Aim of the task: Each record, minus any picture, should be returned exactly as written.

Segment Open

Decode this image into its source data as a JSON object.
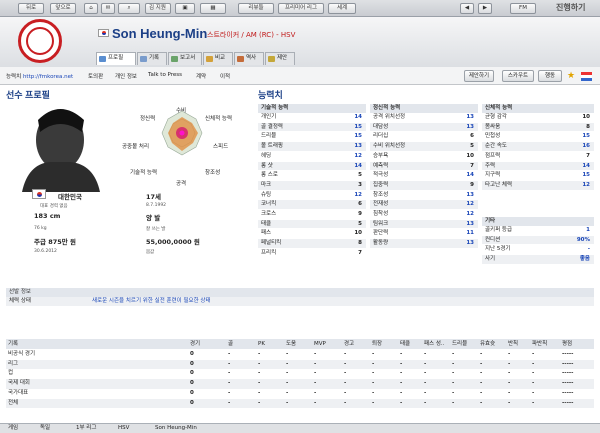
{
  "toolbar": {
    "back": "뒤로",
    "forward": "앞으로",
    "home": "",
    "inbox": "",
    "search": "",
    "squad": "김 지원",
    "club": "",
    "calendar": "",
    "reviews": "리뷰들",
    "league": "프리미어 리그",
    "world": "세계",
    "fm": "FM",
    "continue": "진행하기"
  },
  "player": {
    "name": "Son Heung-Min",
    "position": "스트라이커 / AM (RC) - HSV"
  },
  "tabs": [
    "프로필",
    "기록",
    "보고서",
    "비교",
    "역사",
    "제안"
  ],
  "subbar": {
    "nickname": "능력치",
    "url": "http://fmkorea.net",
    "links": [
      "토의판",
      "개인 정보",
      "Talk to Press",
      "계약",
      "이적"
    ],
    "right": [
      "제안하기",
      "스카우트",
      "행동"
    ]
  },
  "profile": {
    "title": "선수 프로필",
    "nationality": "대한민국",
    "nationality_sub": "대표 경력 없음",
    "age": "17세",
    "dob": "8.7.1992",
    "height": "183 cm",
    "weight": "76 kg",
    "foot": "양 발",
    "foot_sub": "잘 쓰는 발",
    "wage": "주급 875만 원",
    "contract": "30.6.2012",
    "value": "55,000,0000 원",
    "value_sub": "몸값"
  },
  "radar": {
    "labels": [
      "수비",
      "신체적 능력",
      "스피드",
      "창조성",
      "공격",
      "기술적 능력",
      "공중볼 처리",
      "정신력"
    ]
  },
  "attributes_title": "능력치",
  "technical": {
    "header": "기술적 능력",
    "rows": [
      [
        "개인기",
        "14"
      ],
      [
        "골 결정력",
        "15"
      ],
      [
        "드리블",
        "15"
      ],
      [
        "볼 트래핑",
        "13"
      ],
      [
        "헤딩",
        "12"
      ],
      [
        "롱 샷",
        "14"
      ],
      [
        "롱 스로",
        "5"
      ],
      [
        "마크",
        "3"
      ],
      [
        "슈팅",
        "12"
      ],
      [
        "코너킥",
        "6"
      ],
      [
        "크로스",
        "9"
      ],
      [
        "태클",
        "5"
      ],
      [
        "패스",
        "10"
      ],
      [
        "페널티킥",
        "8"
      ],
      [
        "프리킥",
        "7"
      ]
    ]
  },
  "mental": {
    "header": "정신적 능력",
    "rows": [
      [
        "공격 위치선정",
        "13"
      ],
      [
        "대담성",
        "13"
      ],
      [
        "리더십",
        "6"
      ],
      [
        "수비 위치선정",
        "5"
      ],
      [
        "승부욕",
        "10"
      ],
      [
        "예측력",
        "7"
      ],
      [
        "적극성",
        "14"
      ],
      [
        "집중력",
        "9"
      ],
      [
        "창조성",
        "13"
      ],
      [
        "전재성",
        "12"
      ],
      [
        "침착성",
        "12"
      ],
      [
        "팀워크",
        "13"
      ],
      [
        "판단력",
        "11"
      ],
      [
        "활동량",
        "13"
      ]
    ]
  },
  "physical": {
    "header": "신체적 능력",
    "rows": [
      [
        "균형 감각",
        "10"
      ],
      [
        "몸싸움",
        "8"
      ],
      [
        "민첩성",
        "15"
      ],
      [
        "순간 속도",
        "16"
      ],
      [
        "점프력",
        "7"
      ],
      [
        "주력",
        "14"
      ],
      [
        "지구력",
        "15"
      ],
      [
        "타고난 체력",
        "12"
      ]
    ]
  },
  "misc": {
    "header": "기타",
    "rows": [
      [
        "골키퍼 등급",
        "1"
      ],
      [
        "컨디션",
        "90%"
      ],
      [
        "지난 5경기",
        "-"
      ],
      [
        "사기",
        "좋음"
      ]
    ]
  },
  "training": {
    "header": "선발 정보",
    "label": "체력 상태",
    "text": "새로운 시즌을 치르기 위한 실전 훈련이 필요한 상태"
  },
  "stats": {
    "columns": [
      "기록",
      "경기",
      "골",
      "PK",
      "도움",
      "MVP",
      "경고",
      "퇴장",
      "태클",
      "패스 성..",
      "드리블",
      "유효슛",
      "반칙",
      "파반칙",
      "평점"
    ],
    "rows": [
      [
        "비공식 경기",
        "0",
        "-",
        "-",
        "-",
        "-",
        "-",
        "-",
        "-",
        "-",
        "-",
        "-",
        "-",
        "-",
        "-----"
      ],
      [
        "리그",
        "0",
        "-",
        "-",
        "-",
        "-",
        "-",
        "-",
        "-",
        "-",
        "-",
        "-",
        "-",
        "-",
        "-----"
      ],
      [
        "컵",
        "0",
        "-",
        "-",
        "-",
        "-",
        "-",
        "-",
        "-",
        "-",
        "-",
        "-",
        "-",
        "-",
        "-----"
      ],
      [
        "국제 대회",
        "0",
        "-",
        "-",
        "-",
        "-",
        "-",
        "-",
        "-",
        "-",
        "-",
        "-",
        "-",
        "-",
        "-----"
      ],
      [
        "국가대표",
        "0",
        "-",
        "-",
        "-",
        "-",
        "-",
        "-",
        "-",
        "-",
        "-",
        "-",
        "-",
        "-",
        "-----"
      ],
      [
        "전체",
        "0",
        "-",
        "-",
        "-",
        "-",
        "-",
        "-",
        "-",
        "-",
        "-",
        "-",
        "-",
        "-",
        "-----"
      ]
    ]
  },
  "footer": {
    "items": [
      "게임",
      "독일",
      "1부 리그",
      "HSV",
      "Son Heung-Min"
    ]
  }
}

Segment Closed

Your solution:
Decode this image into its source data as a JSON object.
{
  "toolbar": {
    "back": "뒤로",
    "forward": "앞으로",
    "home": "",
    "inbox": "",
    "search": "",
    "squad": "김 지원",
    "club": "",
    "calendar": "",
    "reviews": "리뷰들",
    "league": "프리미어 리그",
    "world": "세계",
    "fm": "FM",
    "continue": "진행하기"
  },
  "player": {
    "name": "Son Heung-Min",
    "position": "스트라이커 / AM (RC) - HSV"
  },
  "tabs": [
    "프로필",
    "기록",
    "보고서",
    "비교",
    "역사",
    "제안"
  ],
  "subbar": {
    "nickname": "능력치",
    "url": "http://fmkorea.net",
    "links": [
      "토의판",
      "개인 정보",
      "Talk to Press",
      "계약",
      "이적"
    ],
    "right": [
      "제안하기",
      "스카우트",
      "행동"
    ]
  },
  "profile": {
    "title": "선수 프로필",
    "nationality": "대한민국",
    "nationality_sub": "대표 경력 없음",
    "age": "17세",
    "dob": "8.7.1992",
    "height": "183 cm",
    "weight": "76 kg",
    "foot": "양 발",
    "foot_sub": "잘 쓰는 발",
    "wage": "주급 875만 원",
    "contract": "30.6.2012",
    "value": "55,000,0000 원",
    "value_sub": "몸값"
  },
  "radar": {
    "labels": [
      "수비",
      "신체적 능력",
      "스피드",
      "창조성",
      "공격",
      "기술적 능력",
      "공중볼 처리",
      "정신력"
    ]
  },
  "attributes_title": "능력치",
  "technical": {
    "header": "기술적 능력",
    "rows": [
      [
        "개인기",
        "14"
      ],
      [
        "골 결정력",
        "15"
      ],
      [
        "드리블",
        "15"
      ],
      [
        "볼 트래핑",
        "13"
      ],
      [
        "헤딩",
        "12"
      ],
      [
        "롱 샷",
        "14"
      ],
      [
        "롱 스로",
        "5"
      ],
      [
        "마크",
        "3"
      ],
      [
        "슈팅",
        "12"
      ],
      [
        "코너킥",
        "6"
      ],
      [
        "크로스",
        "9"
      ],
      [
        "태클",
        "5"
      ],
      [
        "패스",
        "10"
      ],
      [
        "페널티킥",
        "8"
      ],
      [
        "프리킥",
        "7"
      ]
    ]
  },
  "mental": {
    "header": "정신적 능력",
    "rows": [
      [
        "공격 위치선정",
        "13"
      ],
      [
        "대담성",
        "13"
      ],
      [
        "리더십",
        "6"
      ],
      [
        "수비 위치선정",
        "5"
      ],
      [
        "승부욕",
        "10"
      ],
      [
        "예측력",
        "7"
      ],
      [
        "적극성",
        "14"
      ],
      [
        "집중력",
        "9"
      ],
      [
        "창조성",
        "13"
      ],
      [
        "전재성",
        "12"
      ],
      [
        "침착성",
        "12"
      ],
      [
        "팀워크",
        "13"
      ],
      [
        "판단력",
        "11"
      ],
      [
        "활동량",
        "13"
      ]
    ]
  },
  "physical": {
    "header": "신체적 능력",
    "rows": [
      [
        "균형 감각",
        "10"
      ],
      [
        "몸싸움",
        "8"
      ],
      [
        "민첩성",
        "15"
      ],
      [
        "순간 속도",
        "16"
      ],
      [
        "점프력",
        "7"
      ],
      [
        "주력",
        "14"
      ],
      [
        "지구력",
        "15"
      ],
      [
        "타고난 체력",
        "12"
      ]
    ]
  },
  "misc": {
    "header": "기타",
    "rows": [
      [
        "골키퍼 등급",
        "1"
      ],
      [
        "컨디션",
        "90%"
      ],
      [
        "지난 5경기",
        "-"
      ],
      [
        "사기",
        "좋음"
      ]
    ]
  },
  "training": {
    "header": "선발 정보",
    "label": "체력 상태",
    "text": "새로운 시즌을 치르기 위한 실전 훈련이 필요한 상태"
  },
  "stats": {
    "columns": [
      "기록",
      "경기",
      "골",
      "PK",
      "도움",
      "MVP",
      "경고",
      "퇴장",
      "태클",
      "패스 성..",
      "드리블",
      "유효슛",
      "반칙",
      "파반칙",
      "평점"
    ],
    "rows": [
      [
        "비공식 경기",
        "0",
        "-",
        "-",
        "-",
        "-",
        "-",
        "-",
        "-",
        "-",
        "-",
        "-",
        "-",
        "-",
        "-----"
      ],
      [
        "리그",
        "0",
        "-",
        "-",
        "-",
        "-",
        "-",
        "-",
        "-",
        "-",
        "-",
        "-",
        "-",
        "-",
        "-----"
      ],
      [
        "컵",
        "0",
        "-",
        "-",
        "-",
        "-",
        "-",
        "-",
        "-",
        "-",
        "-",
        "-",
        "-",
        "-",
        "-----"
      ],
      [
        "국제 대회",
        "0",
        "-",
        "-",
        "-",
        "-",
        "-",
        "-",
        "-",
        "-",
        "-",
        "-",
        "-",
        "-",
        "-----"
      ],
      [
        "국가대표",
        "0",
        "-",
        "-",
        "-",
        "-",
        "-",
        "-",
        "-",
        "-",
        "-",
        "-",
        "-",
        "-",
        "-----"
      ],
      [
        "전체",
        "0",
        "-",
        "-",
        "-",
        "-",
        "-",
        "-",
        "-",
        "-",
        "-",
        "-",
        "-",
        "-",
        "-----"
      ]
    ]
  },
  "footer": {
    "items": [
      "게임",
      "독일",
      "1부 리그",
      "HSV",
      "Son Heung-Min"
    ]
  }
}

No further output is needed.